The British Journal of Cancer reported on an Italian study of asbestos company workers. Researchers computed standardized mortality ratios of the workforce and found higher death rates from mesothelioma than in the general population. The ratio for mesothelioma was “stongly related to time since first exposure.” This should come as no surprise as it has been known that the latency period before mesothelioma shows up can be decades
Environmental Health Perspectives has another Italian study on spatial variation of mesothelioma rates as the relate to distance to an asbestos plant. There is strong evidence that industrial source of asbestos raises the risk of mesothelioma and the authors conclude that “relative risks from occupational exposure were underestimated and were markedly increased when adjusted for residential distance.”

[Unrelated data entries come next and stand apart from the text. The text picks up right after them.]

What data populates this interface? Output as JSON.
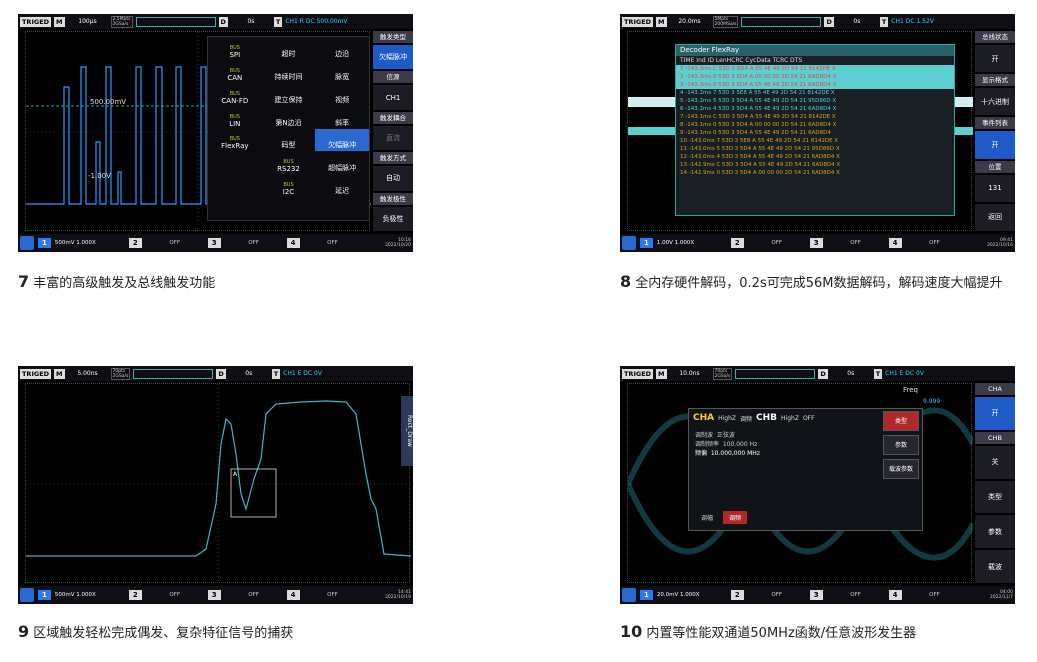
{
  "panels": [
    {
      "top": {
        "trig": "TRIGED",
        "mode": "M",
        "timebase": "100µs",
        "sr1": "2.5Mpts",
        "sr2": "2GSa/s",
        "D": "D",
        "dval": "0s",
        "T": "T",
        "trigtxt": "CH1 R DC 500.00mV"
      },
      "labels": {
        "level1": "500.00mV",
        "level2": "-1.00V"
      },
      "menu": [
        {
          "ic": "BUS",
          "t": "SPI"
        },
        {
          "ic": "",
          "t": "超时"
        },
        {
          "ic": "",
          "t": "边沿"
        },
        {
          "ic": "BUS",
          "t": "CAN"
        },
        {
          "ic": "",
          "t": "持续时间"
        },
        {
          "ic": "",
          "t": "脉宽"
        },
        {
          "ic": "BUS",
          "t": "CAN-FD"
        },
        {
          "ic": "",
          "t": "建立保持"
        },
        {
          "ic": "",
          "t": "视频"
        },
        {
          "ic": "BUS",
          "t": "LIN"
        },
        {
          "ic": "",
          "t": "第N边沿"
        },
        {
          "ic": "",
          "t": "斜率"
        },
        {
          "ic": "BUS",
          "t": "FlexRay"
        },
        {
          "ic": "",
          "t": "码型"
        },
        {
          "ic": "",
          "t": "欠幅脉冲"
        },
        {
          "ic": "",
          "t": ""
        },
        {
          "ic": "BUS",
          "t": "RS232"
        },
        {
          "ic": "",
          "t": "超幅脉冲"
        },
        {
          "ic": "",
          "t": ""
        },
        {
          "ic": "BUS",
          "t": "I2C"
        },
        {
          "ic": "",
          "t": "延迟"
        }
      ],
      "side": [
        "触发类型",
        "欠幅脉冲",
        "信源",
        "CH1",
        "触发耦合",
        "直流",
        "触发方式",
        "自动",
        "触发极性",
        "负极性"
      ],
      "bottom": {
        "ch1": "1",
        "ch1txt": "500mV 1.000X",
        "ch2": "2",
        "ch3": "3",
        "ch4": "4",
        "off": "OFF",
        "time": "10:16",
        "date": "2022/10/20"
      },
      "caption": {
        "num": "7",
        "text": "丰富的高级触发及总线触发功能"
      }
    },
    {
      "top": {
        "trig": "TRIGED",
        "mode": "M",
        "timebase": "20.0ms",
        "sr1": "5Mpts",
        "sr2": "200MSa/s",
        "D": "D",
        "dval": "0s",
        "T": "T",
        "trigtxt": "CH1 DC 1.52V"
      },
      "decoder": {
        "title": "Decoder FlexRay",
        "cols": "TIME        Ind ID   LenHCRC CycData                                    TCRC    DTS",
        "rows": [
          "1  -143.3ms   C   53D 3    5D4  A   55 4E 49 2D 54 21         8142DE  X",
          "2  -143.3ms   0   53D 3    5D4  A   00 00 00 2D 54 21         6AD8D4  X",
          "3  -143.3ms   0   53D 3    5D4  A   55 4E 49 2D 54 21         6AD8D4  X",
          "4  -143.2ms   7   53D 3    5E8  A   55 4E 49 2D 54 21         8142DE  X",
          "5  -143.2ms   5   53D 3    5D4  A   55 4E 49 2D 54 21         95D86D  X",
          "6  -143.2ms   4   53D 3    5D4  A   55 4E 49 2D 54 21         6AD8D4  X",
          "7  -143.1ms   C   53D 3    5D4  A   55 4E 49 2D 54 21         8142DE  X",
          "8  -143.1ms   0   53D 3    5D4  A   00 00 00 2D 54 21         6AD8D4  X",
          "9  -143.1ms   0   53D 3    5D4  A   55 4E 49 2D 54 21         6AD8D4",
          "10 -143.0ms   7   53D 3    5E8  A   55 4E 49 2D 54 21         8142DE  X",
          "11 -143.0ms   5   53D 3    5D4  A   55 4E 49 2D 54 21         95D86D  X",
          "12 -143.0ms   4   53D 3    5D4  A   55 4E 49 2D 54 21         6AD8D4  X",
          "13 -142.9ms   C   53D 3    5D4  A   55 4E 49 2D 54 21         6AD8D4  X",
          "14 -142.9ms   0   53D 3    5D4  A   00 00 00 2D 54 21         6AD8D4  X"
        ]
      },
      "side": [
        "总线状态",
        "开",
        "显示格式",
        "十六进制",
        "事件列表",
        "开",
        "位置",
        "131",
        "返回"
      ],
      "vert": "DecodeBus / Decode",
      "bottom": {
        "ch1": "1",
        "ch1txt": "1.00V 1.000X",
        "ch2": "2",
        "ch3": "3",
        "ch4": "4",
        "off": "OFF",
        "time": "09:41",
        "date": "2022/10/16"
      },
      "caption": {
        "num": "8",
        "text": "全内存硬件解码，0.2s可完成56M数据解码，解码速度大幅提升"
      }
    },
    {
      "top": {
        "trig": "TRIGED",
        "mode": "M",
        "timebase": "5.00ns",
        "sr1": "70pts",
        "sr2": "2GSa/s",
        "D": "D",
        "dval": "0s",
        "T": "T",
        "trigtxt": "CH1 E DC 0V"
      },
      "vert": "Rect_Draw",
      "bottom": {
        "ch1": "1",
        "ch1txt": "500mV 1.000X",
        "ch2": "2",
        "ch3": "3",
        "ch4": "4",
        "off": "OFF",
        "time": "14:41",
        "date": "2022/10/19"
      },
      "caption": {
        "num": "9",
        "text": "区域触发轻松完成偶发、复杂特征信号的捕获"
      }
    },
    {
      "top": {
        "trig": "TRIGED",
        "mode": "M",
        "timebase": "10.0ns",
        "sr1": "70pts",
        "sr2": "2GSa/s",
        "D": "D",
        "dval": "0s",
        "T": "T",
        "trigtxt": "CH1 E DC 0V"
      },
      "awg": {
        "cha": "CHA",
        "hz1": "HighZ",
        "mod": "调频",
        "chb": "CHB",
        "hz2": "HighZ",
        "off": "OFF",
        "rows": [
          [
            "调制波",
            "正弦波"
          ],
          [
            "调制频率",
            "100.000 Hz"
          ],
          [
            "频偏",
            "10.000,000 MHz"
          ]
        ],
        "btns": [
          "类型",
          "参数",
          "载波参数"
        ],
        "tabs": [
          "调幅",
          "调频"
        ],
        "freq": "Freq",
        "freqval": "9.999"
      },
      "side": [
        "CHA",
        "开",
        "CHB",
        "关",
        "类型",
        "参数",
        "载波"
      ],
      "vert": "AWG_MOD",
      "bottom": {
        "ch1": "1",
        "ch1txt": "20.0mV 1.000X",
        "ch2": "2",
        "ch3": "3",
        "ch4": "4",
        "off": "OFF",
        "time": "04:00",
        "date": "2022/11/7"
      },
      "caption": {
        "num": "10",
        "text": "内置等性能双通道50MHz函数/任意波形发生器"
      }
    }
  ]
}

There was a paper in the Journal of Cardiothoracic Surgery about four women with mesothelioma and another type of cancer.
The paper concludes that physicians should consider mesothelioma in all cancer patients who have pleural effusions, regardless of the patient’s history of asbestos exposure. The authors suggest that the video-assisted surgical biopsy as a way to help doctors diagnose mesothelioma because needle aspiration and cytology are not as reliable.
They also raise the concern of radiation therapy in tissue with asbestos particles embedded in them, suggesting that there could be “synergy” and increased risk of further cancer.